The book in its entirety is no longer publicly accessible at Spinroot website
. Only Chapter 1 and Chapter 8 remain so. The Download/View link has been updated.
From the Preface:
Protocols are sets of rules that govern the interaction of concurrent processes in distributed systems. Protocol design is therefore closely related to a number of established fields, such as operating systems, computer networks, data transmission, and data communications. It is rarely singled out and studied as a discipline in its own right. Designing a logically consistent protocol that can be proven correct, however, is a challenging and often frustrating task. It can already be hard to convince ourselves of the validity of a sequentially executed program. In distributed systems we must reason about concurrently executed, interacting programs.
Books about distributed systems, computer networks, or data communications often do no better than describe a set of standard solutions that have been accepted as correct by, for instance, large international organizations. They do not tell us why the solutions work, what problems they solve, or what pitfalls they avoid.
This text is intended as a guide to protocol design and analysis, rather than as a guide to standards and formats. It discusses design issues instead of applications. Two issues, therefore, are beyond the scope of this text: network control (including routing, addressing, and congestion control) and implementation. There is, however, no shortage of texts on both topics. The design problem is addressed here as a fundamental and challenging issue, rather than as an irritating practical obstacle to the development of reliable communication systems. The aim of the book is to make you familiar with all the issues of protocol validation and protocol design.
The first part of the book covers the basics. Chapter 1 gives a flavor of the types of problems that are discussed. Chapter 2 deals with protocol structure and general design issues. Chapters 3 and 4 discuss the basics of error control and flow control.
The next four chapters cover formal protocol modeling and specification techniques, beginning in Chapters 5 and 6 with the introduction of the concept of a protocol validation model, that serves as an abstraction of a design and a prototype of its implementation. In Chapter 5 a terse new language called PROMELA

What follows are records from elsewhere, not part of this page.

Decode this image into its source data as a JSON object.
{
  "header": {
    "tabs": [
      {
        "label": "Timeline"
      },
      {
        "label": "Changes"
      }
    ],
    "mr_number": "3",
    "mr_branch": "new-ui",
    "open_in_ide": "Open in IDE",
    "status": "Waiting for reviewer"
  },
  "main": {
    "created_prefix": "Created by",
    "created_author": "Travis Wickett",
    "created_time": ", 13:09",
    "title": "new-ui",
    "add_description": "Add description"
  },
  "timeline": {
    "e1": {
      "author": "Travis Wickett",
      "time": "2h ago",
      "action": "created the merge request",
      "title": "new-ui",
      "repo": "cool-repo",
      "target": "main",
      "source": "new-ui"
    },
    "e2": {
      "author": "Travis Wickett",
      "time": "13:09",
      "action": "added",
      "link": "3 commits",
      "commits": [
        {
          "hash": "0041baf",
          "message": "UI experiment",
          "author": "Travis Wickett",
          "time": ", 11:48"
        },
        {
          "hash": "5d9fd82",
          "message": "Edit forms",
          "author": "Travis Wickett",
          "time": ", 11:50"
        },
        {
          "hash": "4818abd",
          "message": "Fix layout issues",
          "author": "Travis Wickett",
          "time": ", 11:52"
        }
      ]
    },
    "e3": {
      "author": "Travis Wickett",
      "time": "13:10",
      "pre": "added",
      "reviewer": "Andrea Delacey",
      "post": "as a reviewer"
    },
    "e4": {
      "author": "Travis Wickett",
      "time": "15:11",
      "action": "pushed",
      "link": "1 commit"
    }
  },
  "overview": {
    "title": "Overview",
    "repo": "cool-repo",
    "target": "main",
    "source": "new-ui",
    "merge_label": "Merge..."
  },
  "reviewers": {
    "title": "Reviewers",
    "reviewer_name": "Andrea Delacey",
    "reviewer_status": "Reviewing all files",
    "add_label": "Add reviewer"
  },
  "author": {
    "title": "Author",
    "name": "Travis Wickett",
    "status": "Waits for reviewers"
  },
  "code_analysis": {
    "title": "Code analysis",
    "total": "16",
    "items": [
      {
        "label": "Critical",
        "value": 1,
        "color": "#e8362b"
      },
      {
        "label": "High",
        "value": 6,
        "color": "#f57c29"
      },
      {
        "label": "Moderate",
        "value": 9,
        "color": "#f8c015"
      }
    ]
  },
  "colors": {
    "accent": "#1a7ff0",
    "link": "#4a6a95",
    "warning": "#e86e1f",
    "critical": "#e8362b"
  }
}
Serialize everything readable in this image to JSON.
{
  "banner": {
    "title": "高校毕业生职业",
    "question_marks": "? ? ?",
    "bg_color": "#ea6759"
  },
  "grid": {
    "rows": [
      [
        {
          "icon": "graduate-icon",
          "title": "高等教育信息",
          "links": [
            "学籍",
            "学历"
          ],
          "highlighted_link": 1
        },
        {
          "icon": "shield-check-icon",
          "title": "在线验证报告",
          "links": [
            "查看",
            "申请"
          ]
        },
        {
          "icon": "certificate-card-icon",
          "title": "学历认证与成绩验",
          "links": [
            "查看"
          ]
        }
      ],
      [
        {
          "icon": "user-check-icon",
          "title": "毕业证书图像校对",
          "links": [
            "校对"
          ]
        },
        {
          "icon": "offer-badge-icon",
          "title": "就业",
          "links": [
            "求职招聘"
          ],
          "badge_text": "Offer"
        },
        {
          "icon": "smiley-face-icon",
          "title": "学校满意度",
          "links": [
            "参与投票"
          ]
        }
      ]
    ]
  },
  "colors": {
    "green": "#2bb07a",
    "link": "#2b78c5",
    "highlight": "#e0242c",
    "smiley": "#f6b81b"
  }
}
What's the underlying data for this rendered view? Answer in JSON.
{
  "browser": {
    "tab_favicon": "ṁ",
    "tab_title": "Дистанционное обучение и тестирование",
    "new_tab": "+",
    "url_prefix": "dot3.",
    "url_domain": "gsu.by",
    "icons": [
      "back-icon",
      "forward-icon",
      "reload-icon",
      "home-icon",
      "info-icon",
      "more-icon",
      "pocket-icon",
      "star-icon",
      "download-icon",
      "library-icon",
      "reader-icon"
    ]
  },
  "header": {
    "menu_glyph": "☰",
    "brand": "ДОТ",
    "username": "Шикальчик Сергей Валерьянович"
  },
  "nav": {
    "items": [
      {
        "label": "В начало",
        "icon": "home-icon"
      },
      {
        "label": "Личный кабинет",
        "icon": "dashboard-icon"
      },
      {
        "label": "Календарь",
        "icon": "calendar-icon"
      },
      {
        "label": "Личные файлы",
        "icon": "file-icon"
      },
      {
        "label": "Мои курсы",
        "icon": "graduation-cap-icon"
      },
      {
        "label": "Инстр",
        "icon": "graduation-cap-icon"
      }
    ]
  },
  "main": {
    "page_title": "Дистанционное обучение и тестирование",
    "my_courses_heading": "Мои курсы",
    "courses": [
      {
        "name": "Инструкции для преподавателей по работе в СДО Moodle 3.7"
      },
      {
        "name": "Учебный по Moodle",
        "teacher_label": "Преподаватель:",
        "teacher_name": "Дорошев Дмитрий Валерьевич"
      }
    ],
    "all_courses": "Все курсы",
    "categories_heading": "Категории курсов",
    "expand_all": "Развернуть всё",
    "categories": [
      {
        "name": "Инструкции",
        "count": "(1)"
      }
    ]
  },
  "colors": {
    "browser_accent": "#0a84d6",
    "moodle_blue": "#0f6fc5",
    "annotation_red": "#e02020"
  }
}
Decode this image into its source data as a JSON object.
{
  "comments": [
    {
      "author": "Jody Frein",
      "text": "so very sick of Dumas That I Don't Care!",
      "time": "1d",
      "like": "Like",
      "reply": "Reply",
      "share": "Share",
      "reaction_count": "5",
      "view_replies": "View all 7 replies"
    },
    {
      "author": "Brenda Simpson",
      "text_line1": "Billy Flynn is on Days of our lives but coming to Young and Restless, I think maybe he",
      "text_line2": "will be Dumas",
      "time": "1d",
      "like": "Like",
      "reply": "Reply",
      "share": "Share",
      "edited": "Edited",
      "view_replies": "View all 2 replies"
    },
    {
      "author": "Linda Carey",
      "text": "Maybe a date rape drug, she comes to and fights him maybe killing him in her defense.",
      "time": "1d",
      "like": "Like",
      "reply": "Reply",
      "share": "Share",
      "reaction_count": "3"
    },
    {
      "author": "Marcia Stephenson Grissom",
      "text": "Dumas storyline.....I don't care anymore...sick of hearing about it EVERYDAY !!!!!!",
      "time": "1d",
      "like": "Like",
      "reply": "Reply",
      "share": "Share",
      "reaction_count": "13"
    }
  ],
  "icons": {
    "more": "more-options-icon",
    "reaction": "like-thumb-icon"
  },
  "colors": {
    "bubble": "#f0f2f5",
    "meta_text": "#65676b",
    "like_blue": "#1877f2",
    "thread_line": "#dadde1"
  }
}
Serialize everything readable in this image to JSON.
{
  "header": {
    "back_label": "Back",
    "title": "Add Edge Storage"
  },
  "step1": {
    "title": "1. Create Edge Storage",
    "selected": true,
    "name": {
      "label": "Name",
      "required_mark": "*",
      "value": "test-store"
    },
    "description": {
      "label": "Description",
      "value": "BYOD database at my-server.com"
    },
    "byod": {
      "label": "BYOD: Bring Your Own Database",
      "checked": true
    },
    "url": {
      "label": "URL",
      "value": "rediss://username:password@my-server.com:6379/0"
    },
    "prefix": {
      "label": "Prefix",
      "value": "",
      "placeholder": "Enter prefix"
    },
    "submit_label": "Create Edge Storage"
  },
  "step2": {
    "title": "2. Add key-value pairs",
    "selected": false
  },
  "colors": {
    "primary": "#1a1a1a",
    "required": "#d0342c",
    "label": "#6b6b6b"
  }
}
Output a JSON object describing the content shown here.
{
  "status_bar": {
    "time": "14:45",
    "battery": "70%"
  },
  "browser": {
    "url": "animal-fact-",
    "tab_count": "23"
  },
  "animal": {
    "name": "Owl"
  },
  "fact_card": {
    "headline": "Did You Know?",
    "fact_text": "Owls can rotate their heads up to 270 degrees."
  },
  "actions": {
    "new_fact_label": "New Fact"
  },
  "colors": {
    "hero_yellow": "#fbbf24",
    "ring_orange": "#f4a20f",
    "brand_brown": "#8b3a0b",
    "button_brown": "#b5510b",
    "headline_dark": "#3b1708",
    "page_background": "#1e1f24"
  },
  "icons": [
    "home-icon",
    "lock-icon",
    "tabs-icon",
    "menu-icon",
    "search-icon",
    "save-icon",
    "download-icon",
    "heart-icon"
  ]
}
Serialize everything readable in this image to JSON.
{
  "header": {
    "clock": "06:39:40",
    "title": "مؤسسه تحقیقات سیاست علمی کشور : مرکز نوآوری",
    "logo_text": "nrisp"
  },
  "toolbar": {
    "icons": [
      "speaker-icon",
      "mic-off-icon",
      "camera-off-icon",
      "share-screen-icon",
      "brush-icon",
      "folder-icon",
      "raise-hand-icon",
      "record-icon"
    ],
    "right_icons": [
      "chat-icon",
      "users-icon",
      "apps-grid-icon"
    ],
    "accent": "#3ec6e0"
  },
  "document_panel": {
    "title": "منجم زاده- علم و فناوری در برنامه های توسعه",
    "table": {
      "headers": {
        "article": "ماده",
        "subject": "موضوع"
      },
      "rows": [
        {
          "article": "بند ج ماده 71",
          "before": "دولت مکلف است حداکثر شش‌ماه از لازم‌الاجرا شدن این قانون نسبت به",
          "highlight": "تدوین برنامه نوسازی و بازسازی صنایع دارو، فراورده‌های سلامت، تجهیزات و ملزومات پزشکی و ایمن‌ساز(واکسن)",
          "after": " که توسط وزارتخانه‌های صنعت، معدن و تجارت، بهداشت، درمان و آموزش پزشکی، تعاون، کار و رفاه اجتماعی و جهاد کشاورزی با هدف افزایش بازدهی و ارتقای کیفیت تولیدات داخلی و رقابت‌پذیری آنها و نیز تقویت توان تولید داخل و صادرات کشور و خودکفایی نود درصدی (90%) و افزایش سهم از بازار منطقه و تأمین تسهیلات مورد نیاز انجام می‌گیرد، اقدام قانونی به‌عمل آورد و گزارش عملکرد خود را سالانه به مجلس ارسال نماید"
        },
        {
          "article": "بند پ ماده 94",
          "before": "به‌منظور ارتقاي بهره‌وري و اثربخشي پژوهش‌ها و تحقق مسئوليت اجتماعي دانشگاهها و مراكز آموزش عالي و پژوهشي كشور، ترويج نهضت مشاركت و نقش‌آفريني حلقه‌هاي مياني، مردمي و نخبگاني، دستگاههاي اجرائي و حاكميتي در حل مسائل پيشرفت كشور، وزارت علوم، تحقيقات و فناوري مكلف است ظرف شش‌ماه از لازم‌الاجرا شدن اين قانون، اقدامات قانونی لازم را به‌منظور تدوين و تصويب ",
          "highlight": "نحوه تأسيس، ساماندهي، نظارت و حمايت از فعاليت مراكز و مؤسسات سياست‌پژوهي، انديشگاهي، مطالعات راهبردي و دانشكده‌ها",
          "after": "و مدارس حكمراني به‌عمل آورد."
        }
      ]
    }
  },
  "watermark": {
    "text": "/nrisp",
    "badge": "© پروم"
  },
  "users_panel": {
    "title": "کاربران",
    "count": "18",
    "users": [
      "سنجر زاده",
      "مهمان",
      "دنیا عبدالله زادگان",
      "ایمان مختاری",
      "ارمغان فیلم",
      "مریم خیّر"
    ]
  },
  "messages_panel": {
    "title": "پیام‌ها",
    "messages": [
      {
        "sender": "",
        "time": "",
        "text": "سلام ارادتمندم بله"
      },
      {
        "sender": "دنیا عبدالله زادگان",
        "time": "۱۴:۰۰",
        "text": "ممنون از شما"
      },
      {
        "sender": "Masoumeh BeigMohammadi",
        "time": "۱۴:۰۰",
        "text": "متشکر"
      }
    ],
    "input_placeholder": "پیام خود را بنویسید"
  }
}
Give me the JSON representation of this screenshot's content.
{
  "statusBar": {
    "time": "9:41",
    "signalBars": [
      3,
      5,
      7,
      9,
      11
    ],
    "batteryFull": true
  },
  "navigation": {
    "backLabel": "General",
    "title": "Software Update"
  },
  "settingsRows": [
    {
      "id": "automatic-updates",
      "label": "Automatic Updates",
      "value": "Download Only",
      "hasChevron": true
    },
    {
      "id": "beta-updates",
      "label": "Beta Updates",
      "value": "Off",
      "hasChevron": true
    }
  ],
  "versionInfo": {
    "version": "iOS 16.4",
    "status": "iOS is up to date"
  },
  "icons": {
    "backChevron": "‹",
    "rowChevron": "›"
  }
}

is introduced for the description of protocol validation models, and in Chapter 6 it is extended for the specification of protocol correctness requirements. In Chapter 7 we use PROMELA to discuss a number of standard design problems in the development of a sample file transfer protocol. Part II closes with a discussion, in Chapter 8, of the extended finite state machine, a basic notion in many formal modeling techniques.
The third part of the book focuses on protocol synthesis, testing, and validation techniques that can be used to battle a protocol’s complexity. Both the capabilities and the limitations of the formal design techniques are covered.
The fourth and last part of the book gives a detailed description of the design of two protocol design tools based on PROMELA: an interpreter and an automated validator. Based on these tools, an implementation generator is simple to add. Source code for the tools is provided in Appendices D and E. The source is also available in electronic form. Ordering information can be found in Appendix E.
:) "In this one, Holzmann provides examples of protocols that look really simple while proving their correctness is utterly difficult. The examples are of particular interest for people working in networking."
:) "You have probably read the text from the back cover of the book, which is cited above. Every word of it is true. This is an excellent book, even for (serious) beginners, but also for experts who need some advice on how to avoid bad designs."